A fast-spreading coronavirus variant blunts the body’s first line of defence, which could explain why it is more transmissible than previously circulating variants, according to a study of SARS-CoV-2 infection of cells.
Since it was first detected in the United Kingdom late last year, the variant B.1.1.7 — also called Alpha — has whizzed around the world to become the dominant form of SARS-CoV-2. Some studies show that Alpha’s ability to outstrip previously circulating variants could stem from mutations in its spike protein that allow it to enter cells more efficiently.
But a study1 posted on bioRxiv on 7 June suggests that Alpha also has tricks linked to mutations outside the spike protein. These mutations probably mean that within hours of infecting a person, Alpha suppresses the rapid-response defence that the body mounts against all invaders. By blocking this ‘innate immune response’, the virus buys itself more opportunities to infect other people.
This helps Alpha to “deal with or hide from innate immunity — and we think that is important for transmission”, says Clare Jolly, a virologist at University College London, who co-led the work.
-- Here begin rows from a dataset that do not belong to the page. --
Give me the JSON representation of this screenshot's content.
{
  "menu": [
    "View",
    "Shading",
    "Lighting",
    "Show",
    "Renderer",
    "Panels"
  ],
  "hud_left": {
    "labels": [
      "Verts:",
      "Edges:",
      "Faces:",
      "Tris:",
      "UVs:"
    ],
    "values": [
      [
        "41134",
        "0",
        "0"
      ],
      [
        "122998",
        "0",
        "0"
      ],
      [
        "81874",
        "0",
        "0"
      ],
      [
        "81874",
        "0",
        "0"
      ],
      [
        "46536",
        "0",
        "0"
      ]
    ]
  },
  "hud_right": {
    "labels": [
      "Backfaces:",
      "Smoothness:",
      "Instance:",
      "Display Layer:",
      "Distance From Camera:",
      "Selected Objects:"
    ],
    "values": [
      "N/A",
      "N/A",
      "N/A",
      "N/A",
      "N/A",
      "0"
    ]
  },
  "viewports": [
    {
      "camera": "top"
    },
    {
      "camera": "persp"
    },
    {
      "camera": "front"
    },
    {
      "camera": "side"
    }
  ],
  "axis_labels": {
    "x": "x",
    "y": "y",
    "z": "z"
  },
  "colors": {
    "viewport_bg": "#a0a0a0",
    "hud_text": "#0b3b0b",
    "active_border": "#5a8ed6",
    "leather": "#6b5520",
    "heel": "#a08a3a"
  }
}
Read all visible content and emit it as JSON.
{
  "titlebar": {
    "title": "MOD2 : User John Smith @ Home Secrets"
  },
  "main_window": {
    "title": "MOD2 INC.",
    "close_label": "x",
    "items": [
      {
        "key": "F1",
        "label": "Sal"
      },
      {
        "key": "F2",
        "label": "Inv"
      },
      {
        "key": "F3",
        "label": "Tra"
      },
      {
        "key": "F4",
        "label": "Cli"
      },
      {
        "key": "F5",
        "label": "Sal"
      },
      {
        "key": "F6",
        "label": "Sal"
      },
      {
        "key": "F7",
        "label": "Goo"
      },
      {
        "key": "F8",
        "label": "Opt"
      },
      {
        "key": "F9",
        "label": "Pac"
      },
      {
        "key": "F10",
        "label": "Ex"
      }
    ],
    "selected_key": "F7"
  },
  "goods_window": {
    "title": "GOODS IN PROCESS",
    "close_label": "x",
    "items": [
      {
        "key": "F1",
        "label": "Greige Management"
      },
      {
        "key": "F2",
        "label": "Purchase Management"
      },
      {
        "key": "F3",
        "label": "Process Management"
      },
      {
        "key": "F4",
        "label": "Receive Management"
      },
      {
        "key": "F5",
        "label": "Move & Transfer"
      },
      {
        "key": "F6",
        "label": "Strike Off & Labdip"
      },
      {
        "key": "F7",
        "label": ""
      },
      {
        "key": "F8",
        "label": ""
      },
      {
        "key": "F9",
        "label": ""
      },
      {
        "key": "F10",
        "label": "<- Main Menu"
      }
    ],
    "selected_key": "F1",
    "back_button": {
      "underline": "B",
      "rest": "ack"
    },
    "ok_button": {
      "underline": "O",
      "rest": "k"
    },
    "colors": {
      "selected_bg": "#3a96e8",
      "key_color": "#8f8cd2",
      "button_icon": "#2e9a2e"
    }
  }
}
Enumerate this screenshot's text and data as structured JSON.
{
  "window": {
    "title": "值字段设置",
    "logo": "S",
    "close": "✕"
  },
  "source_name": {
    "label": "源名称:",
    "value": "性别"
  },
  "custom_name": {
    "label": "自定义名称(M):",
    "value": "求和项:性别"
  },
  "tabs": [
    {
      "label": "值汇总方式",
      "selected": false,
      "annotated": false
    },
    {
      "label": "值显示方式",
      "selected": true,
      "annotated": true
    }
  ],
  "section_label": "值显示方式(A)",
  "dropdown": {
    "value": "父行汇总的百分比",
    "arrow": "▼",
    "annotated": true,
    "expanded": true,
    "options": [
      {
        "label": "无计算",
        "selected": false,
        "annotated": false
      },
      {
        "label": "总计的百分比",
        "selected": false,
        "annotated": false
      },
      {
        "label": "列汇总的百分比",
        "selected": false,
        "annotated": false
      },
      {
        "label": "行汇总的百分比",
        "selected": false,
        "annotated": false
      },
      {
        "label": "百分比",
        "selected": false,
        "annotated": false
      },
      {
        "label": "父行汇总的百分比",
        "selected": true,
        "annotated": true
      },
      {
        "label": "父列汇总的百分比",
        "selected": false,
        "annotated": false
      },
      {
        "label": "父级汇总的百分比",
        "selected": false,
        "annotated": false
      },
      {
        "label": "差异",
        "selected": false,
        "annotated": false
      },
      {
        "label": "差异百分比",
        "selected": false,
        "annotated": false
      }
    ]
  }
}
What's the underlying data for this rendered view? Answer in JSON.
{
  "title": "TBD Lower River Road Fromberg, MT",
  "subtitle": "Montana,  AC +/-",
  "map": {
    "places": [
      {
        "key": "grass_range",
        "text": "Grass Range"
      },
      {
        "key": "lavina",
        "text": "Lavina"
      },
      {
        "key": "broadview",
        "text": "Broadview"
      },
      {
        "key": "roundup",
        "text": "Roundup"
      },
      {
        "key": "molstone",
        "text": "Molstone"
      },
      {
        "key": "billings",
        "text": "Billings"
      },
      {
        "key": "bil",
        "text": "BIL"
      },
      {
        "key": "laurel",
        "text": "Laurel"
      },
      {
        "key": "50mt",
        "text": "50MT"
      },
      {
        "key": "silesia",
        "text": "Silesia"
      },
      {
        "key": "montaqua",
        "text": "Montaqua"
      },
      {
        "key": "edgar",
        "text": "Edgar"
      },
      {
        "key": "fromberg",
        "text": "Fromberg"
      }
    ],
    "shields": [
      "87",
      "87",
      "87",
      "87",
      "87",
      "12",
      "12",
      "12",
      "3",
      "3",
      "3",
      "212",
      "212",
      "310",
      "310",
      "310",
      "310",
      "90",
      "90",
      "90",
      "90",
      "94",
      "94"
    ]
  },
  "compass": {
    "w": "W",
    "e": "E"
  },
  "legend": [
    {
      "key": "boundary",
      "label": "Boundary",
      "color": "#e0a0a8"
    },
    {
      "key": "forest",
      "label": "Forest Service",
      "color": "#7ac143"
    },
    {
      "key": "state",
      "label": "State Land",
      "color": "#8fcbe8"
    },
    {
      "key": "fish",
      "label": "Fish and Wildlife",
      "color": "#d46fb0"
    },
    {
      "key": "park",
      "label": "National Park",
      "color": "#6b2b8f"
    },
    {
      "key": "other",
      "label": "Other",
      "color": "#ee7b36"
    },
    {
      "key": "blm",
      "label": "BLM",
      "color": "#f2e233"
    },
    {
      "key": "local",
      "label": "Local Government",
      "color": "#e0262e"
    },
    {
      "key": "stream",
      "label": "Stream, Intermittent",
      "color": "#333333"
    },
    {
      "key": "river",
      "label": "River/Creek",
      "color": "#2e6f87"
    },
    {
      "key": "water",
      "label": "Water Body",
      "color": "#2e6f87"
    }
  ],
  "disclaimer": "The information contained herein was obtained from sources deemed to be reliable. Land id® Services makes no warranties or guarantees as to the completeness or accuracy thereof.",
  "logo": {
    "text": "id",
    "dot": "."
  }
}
Jolly and her colleagues examined how cells from the human airway produced interferon, an immune protein that kick-starts the body’s defences on the arrival of a pathogen. The team found that cells infected with Alpha produce much less interferon than do cells infected with previously circulating SARS-CoV-2 variants. Alpha’s suppression of interferon production helps the variant to stick around for longer in the body.
Alpha-infected cells also had much higher levels of viral RNA encoding the protein Orf9b, and of Orf9b itself. The researchers found that Orf9b dampens the body’s defences by meddling with host proteins that typically activate interferon production and other genes important for the innate immune response.
The findings have not yet been peer reviewed.
A study2 posted on bioRxiv on 4 March corroborates some of these findings. Researchers analysed viral samples from people infected with Alpha and found significantly higher levels of RNA expression — probably representing Orf9b production — than in people infected with previous variants.
The authors attribute this over-expression to a mutation outside the spike protein, in genes that are important for viral replication. The latest paper “highlights the importance of looking beyond the spike protein for new mutations”, says study co-author Silvana Gaudieri, an immunogeneticist at the University of Western Australia in Perth. These findings have not yet been peer reviewed, either.
Nevan Krogan, a geneticist at the University of California, San Francisco, who co-led the work with Jolly, says the researchers are now extending their analysis to other variants of concern. “This virus is super sneaky,” he says. “The question is, what other tricks does it have?”
Updates & Corrections
Correction 16 June 2021: An earlier version of this article misspelt Silvana Gaudieri’s surname. This has now been corrected. The story has also been amended to make clear that Gaudieri is not the lead author of a paper, but one of multiple authors.